(Items from a data source)
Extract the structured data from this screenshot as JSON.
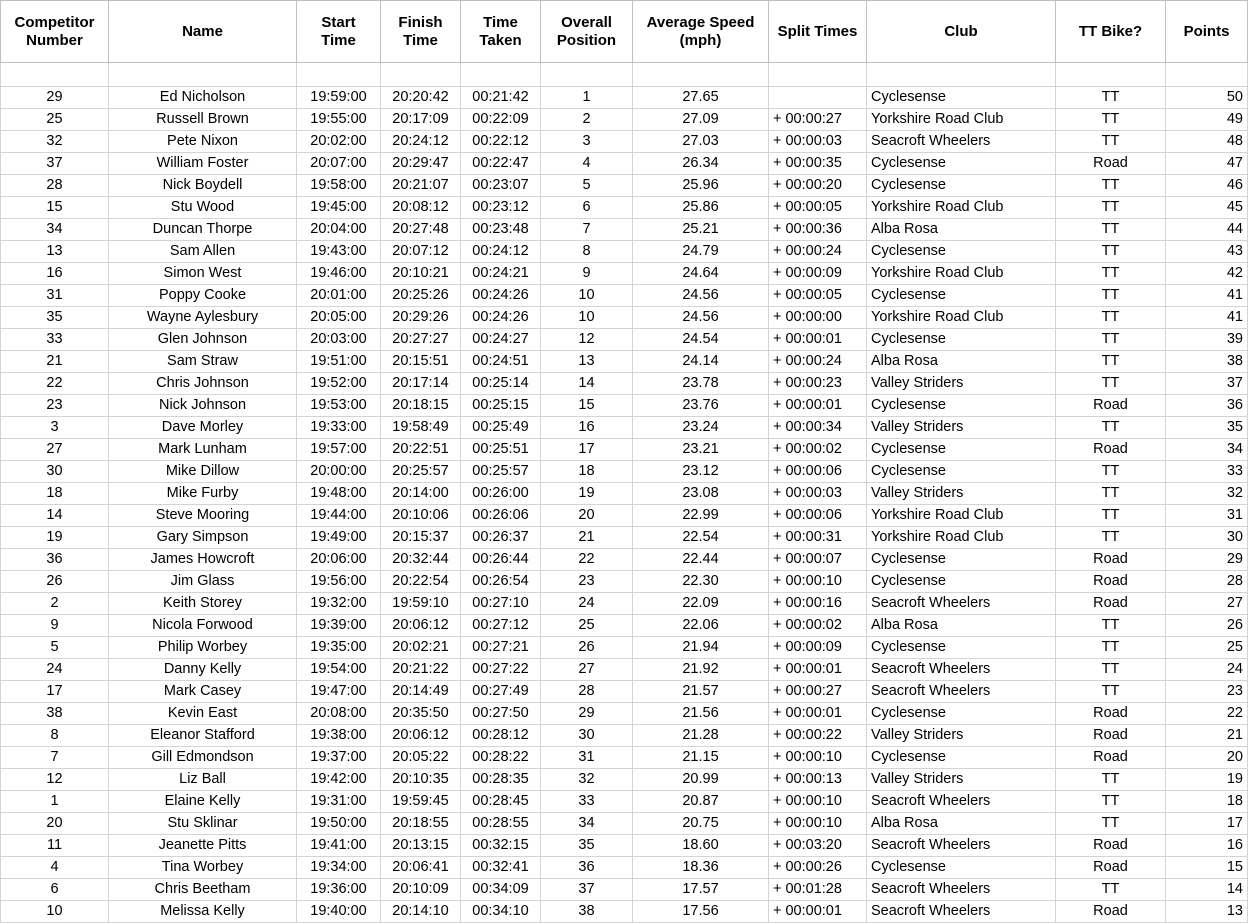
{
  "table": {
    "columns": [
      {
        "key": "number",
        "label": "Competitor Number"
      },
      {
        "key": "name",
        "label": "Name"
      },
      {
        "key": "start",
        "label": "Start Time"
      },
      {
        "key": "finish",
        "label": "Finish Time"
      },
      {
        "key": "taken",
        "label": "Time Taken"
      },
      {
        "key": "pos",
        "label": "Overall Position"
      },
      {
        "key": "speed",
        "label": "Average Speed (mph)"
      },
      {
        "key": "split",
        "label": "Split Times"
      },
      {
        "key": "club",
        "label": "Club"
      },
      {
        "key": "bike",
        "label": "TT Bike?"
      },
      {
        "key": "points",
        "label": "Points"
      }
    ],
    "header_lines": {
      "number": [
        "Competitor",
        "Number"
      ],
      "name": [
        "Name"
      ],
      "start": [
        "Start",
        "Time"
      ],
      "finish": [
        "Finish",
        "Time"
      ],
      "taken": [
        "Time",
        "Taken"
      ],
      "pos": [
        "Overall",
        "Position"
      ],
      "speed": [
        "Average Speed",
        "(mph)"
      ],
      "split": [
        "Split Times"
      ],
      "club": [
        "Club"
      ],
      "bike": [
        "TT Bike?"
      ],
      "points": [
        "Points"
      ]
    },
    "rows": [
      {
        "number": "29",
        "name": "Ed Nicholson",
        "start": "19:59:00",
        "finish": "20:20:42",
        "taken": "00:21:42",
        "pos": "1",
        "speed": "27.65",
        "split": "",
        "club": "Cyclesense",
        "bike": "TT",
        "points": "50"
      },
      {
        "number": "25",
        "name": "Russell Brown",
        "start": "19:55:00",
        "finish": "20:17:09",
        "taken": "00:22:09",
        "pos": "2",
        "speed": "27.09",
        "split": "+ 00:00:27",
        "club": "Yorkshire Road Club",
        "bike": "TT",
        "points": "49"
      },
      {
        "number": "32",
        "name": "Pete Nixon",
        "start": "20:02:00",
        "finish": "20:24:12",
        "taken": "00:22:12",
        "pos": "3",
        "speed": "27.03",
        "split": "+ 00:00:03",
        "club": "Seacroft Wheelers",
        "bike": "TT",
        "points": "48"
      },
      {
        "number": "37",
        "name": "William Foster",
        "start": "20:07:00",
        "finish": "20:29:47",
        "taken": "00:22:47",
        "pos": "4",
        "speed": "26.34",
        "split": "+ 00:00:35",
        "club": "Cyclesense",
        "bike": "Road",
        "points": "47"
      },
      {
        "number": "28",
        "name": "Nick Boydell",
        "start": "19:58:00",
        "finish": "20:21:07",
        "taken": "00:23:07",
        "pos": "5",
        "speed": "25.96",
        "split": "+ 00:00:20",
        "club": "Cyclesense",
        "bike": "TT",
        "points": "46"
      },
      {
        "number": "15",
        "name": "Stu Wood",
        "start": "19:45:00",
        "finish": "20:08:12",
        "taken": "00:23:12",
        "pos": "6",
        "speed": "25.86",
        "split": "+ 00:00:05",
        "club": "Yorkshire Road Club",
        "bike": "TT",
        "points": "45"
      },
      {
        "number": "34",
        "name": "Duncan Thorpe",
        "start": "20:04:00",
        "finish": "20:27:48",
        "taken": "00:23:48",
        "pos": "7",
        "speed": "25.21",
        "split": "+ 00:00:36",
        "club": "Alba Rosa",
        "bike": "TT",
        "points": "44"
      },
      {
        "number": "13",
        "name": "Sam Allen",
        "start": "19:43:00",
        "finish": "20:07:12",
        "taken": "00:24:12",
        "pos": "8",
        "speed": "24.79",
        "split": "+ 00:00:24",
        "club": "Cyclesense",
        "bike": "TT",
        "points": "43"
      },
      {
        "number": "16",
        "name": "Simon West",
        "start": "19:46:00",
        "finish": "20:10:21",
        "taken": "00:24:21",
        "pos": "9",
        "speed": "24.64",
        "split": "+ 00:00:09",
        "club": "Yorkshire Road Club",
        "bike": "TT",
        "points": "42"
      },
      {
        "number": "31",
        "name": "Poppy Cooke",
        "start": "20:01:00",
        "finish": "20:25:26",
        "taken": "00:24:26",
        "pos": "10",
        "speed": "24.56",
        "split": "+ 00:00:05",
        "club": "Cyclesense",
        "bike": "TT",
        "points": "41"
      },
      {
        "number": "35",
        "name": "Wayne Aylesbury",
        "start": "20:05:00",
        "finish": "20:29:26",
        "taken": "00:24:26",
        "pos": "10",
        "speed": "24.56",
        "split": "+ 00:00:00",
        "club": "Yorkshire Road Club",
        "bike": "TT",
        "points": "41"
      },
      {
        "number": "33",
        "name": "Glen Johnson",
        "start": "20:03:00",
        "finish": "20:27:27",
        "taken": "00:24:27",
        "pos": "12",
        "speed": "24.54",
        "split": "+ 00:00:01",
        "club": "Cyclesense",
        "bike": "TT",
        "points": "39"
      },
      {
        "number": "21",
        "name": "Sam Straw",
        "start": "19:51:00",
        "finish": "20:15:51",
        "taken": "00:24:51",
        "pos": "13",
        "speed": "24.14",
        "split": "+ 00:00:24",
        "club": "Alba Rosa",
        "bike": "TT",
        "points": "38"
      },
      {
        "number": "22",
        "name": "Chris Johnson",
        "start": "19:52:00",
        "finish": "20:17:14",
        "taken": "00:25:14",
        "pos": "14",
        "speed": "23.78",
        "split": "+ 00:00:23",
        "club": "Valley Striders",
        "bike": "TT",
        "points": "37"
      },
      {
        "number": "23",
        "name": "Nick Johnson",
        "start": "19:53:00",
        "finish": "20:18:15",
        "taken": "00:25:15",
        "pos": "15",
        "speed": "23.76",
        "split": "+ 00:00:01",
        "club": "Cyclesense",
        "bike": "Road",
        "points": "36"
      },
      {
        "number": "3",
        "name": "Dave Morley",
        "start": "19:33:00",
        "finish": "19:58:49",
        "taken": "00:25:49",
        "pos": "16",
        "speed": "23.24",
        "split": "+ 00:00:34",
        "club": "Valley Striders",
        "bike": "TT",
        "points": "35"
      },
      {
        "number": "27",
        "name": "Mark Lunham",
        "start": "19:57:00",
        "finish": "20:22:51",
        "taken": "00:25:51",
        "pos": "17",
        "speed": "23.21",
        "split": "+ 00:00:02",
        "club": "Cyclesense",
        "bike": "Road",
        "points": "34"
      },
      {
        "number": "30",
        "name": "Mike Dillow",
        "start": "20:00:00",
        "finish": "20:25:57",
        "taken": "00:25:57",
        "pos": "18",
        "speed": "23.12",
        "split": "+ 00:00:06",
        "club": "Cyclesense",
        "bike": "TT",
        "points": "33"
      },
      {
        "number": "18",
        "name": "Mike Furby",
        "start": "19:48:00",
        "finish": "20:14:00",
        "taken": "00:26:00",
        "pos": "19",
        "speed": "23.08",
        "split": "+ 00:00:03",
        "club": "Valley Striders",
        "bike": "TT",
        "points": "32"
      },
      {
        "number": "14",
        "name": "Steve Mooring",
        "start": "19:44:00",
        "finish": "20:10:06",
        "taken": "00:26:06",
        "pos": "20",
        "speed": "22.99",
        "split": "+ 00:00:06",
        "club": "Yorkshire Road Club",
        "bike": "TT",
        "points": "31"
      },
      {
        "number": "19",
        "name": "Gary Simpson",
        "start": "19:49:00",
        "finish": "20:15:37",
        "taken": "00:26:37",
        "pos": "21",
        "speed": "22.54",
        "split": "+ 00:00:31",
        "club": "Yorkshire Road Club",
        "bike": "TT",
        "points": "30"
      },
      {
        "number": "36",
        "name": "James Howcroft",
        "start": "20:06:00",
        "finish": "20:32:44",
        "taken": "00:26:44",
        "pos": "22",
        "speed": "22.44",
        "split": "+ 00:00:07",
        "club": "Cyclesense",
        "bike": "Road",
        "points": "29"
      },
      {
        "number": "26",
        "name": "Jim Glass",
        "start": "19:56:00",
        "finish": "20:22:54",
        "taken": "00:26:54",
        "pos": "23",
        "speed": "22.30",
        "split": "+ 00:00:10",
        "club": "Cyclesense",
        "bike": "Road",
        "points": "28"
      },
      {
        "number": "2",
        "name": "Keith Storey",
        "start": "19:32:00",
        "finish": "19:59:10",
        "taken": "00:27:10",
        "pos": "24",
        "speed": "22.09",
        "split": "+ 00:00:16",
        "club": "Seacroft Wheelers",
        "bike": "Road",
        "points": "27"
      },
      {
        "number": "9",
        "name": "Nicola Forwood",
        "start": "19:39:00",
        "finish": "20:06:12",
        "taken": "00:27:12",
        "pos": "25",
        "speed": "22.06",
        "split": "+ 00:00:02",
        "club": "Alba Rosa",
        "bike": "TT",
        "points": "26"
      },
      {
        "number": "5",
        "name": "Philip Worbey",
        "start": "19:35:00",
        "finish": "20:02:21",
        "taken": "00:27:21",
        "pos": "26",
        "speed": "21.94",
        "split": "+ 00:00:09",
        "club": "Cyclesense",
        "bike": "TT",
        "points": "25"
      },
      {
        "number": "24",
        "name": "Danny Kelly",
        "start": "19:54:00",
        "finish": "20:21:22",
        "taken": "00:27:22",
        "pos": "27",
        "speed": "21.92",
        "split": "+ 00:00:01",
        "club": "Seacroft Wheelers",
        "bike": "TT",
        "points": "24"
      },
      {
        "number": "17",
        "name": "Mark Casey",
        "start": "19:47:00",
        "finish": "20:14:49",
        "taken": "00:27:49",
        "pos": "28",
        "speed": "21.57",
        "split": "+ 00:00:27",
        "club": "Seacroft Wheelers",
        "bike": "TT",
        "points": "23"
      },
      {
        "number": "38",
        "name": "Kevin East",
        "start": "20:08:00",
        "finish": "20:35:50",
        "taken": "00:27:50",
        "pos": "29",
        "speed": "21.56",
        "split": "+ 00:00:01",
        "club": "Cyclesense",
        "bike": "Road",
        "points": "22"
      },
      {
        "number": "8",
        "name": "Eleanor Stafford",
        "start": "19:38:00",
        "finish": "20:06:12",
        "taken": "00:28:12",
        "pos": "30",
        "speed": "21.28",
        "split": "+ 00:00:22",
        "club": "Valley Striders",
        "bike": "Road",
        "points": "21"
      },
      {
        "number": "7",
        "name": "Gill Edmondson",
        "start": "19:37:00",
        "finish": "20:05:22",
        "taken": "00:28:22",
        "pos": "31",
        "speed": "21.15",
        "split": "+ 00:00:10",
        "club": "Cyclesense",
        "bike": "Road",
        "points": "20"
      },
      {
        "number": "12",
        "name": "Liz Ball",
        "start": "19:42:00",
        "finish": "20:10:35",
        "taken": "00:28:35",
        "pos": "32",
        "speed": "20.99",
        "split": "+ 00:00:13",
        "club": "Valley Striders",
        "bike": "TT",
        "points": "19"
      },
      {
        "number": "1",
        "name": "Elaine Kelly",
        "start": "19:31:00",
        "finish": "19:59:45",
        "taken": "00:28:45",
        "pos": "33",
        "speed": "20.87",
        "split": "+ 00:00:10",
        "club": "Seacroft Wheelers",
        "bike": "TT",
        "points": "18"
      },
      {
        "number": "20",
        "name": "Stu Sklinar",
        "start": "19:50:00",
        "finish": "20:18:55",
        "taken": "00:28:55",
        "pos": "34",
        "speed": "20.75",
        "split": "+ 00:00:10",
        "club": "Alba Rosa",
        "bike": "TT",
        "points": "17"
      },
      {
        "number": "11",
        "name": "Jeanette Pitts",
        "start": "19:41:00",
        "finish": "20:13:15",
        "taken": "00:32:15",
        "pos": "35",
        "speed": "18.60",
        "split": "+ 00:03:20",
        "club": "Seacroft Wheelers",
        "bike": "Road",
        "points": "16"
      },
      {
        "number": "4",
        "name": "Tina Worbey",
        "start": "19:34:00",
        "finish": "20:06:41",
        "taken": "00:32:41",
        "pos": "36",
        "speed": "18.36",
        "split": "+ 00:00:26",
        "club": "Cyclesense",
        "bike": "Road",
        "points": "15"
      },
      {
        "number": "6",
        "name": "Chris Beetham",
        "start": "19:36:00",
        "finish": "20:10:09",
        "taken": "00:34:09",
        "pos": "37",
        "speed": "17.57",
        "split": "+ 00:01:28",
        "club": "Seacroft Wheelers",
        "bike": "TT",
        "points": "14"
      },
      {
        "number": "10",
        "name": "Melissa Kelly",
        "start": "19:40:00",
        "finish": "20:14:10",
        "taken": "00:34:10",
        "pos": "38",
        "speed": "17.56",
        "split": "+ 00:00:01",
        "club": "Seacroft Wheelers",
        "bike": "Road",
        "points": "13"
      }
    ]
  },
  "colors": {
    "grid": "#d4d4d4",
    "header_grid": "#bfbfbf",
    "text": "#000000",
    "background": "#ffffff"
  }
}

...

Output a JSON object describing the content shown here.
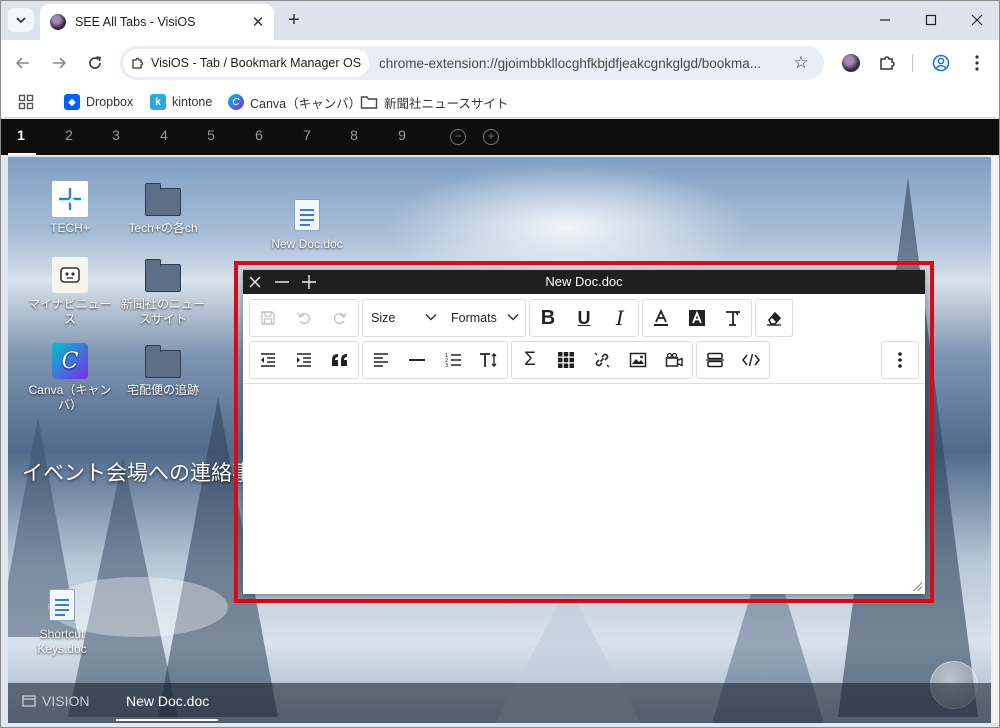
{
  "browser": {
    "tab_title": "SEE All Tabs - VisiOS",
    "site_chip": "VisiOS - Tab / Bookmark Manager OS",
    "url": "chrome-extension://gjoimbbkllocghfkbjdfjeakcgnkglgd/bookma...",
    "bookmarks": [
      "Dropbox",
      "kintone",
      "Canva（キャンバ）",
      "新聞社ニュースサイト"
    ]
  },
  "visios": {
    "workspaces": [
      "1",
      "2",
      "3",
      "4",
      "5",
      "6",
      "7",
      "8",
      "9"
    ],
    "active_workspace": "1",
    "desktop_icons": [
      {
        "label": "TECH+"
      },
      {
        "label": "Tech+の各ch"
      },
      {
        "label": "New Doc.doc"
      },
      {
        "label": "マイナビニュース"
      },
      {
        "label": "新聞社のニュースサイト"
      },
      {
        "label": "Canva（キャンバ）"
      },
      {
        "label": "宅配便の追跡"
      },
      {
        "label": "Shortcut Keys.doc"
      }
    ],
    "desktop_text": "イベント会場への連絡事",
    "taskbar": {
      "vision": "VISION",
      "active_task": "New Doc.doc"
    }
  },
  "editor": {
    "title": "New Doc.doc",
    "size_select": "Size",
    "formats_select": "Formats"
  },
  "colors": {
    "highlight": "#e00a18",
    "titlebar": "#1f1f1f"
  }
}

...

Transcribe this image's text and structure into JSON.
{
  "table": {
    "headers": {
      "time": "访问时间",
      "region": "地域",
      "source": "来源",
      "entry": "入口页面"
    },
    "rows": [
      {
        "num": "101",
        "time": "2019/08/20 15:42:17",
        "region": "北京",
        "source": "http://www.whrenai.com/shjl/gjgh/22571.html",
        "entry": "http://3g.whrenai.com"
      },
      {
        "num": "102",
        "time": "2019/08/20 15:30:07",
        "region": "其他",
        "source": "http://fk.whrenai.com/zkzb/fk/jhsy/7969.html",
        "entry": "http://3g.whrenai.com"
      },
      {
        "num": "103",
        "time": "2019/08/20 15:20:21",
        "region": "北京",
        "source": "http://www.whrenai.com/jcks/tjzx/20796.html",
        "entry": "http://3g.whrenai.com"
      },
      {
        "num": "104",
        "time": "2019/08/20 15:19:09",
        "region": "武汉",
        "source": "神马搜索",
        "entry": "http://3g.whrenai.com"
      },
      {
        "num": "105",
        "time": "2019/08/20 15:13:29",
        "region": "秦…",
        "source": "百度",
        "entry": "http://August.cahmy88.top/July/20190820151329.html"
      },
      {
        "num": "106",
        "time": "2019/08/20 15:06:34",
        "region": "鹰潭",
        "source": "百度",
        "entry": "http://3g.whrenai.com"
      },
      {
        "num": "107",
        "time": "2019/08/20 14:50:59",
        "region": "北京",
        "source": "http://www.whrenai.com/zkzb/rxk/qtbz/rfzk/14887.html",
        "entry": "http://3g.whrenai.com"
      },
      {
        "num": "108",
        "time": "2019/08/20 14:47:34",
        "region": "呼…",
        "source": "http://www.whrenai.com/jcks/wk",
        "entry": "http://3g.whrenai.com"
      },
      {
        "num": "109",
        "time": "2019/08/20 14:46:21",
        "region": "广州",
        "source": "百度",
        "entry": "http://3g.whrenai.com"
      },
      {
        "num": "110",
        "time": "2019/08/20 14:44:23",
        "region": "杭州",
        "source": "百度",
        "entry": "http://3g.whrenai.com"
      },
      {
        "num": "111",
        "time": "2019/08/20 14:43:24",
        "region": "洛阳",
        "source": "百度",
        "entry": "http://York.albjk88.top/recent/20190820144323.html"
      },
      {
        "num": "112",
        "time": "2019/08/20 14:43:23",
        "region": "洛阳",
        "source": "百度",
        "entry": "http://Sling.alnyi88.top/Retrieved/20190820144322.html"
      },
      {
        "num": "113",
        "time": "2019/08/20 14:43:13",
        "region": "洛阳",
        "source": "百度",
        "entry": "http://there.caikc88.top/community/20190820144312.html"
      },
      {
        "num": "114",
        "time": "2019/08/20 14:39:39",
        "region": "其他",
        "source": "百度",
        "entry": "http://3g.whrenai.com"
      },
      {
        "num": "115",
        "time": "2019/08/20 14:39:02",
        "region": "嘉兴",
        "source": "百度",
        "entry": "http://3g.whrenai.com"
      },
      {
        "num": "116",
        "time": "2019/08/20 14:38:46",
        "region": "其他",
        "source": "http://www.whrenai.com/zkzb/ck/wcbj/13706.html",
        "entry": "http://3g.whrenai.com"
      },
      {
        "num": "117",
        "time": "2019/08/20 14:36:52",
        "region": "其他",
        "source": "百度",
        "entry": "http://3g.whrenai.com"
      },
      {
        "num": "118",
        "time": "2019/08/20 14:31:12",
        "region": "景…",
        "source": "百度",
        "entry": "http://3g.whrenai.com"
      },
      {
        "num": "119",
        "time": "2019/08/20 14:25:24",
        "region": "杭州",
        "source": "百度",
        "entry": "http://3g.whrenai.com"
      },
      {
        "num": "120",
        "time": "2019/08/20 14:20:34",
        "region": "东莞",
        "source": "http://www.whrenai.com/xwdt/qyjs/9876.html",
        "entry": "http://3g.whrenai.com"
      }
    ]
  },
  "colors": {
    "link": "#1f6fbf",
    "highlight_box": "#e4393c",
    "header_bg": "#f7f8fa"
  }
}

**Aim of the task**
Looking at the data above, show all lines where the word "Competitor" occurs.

**Exercise response**
        "label": "Competitor Number"
        "Competitor",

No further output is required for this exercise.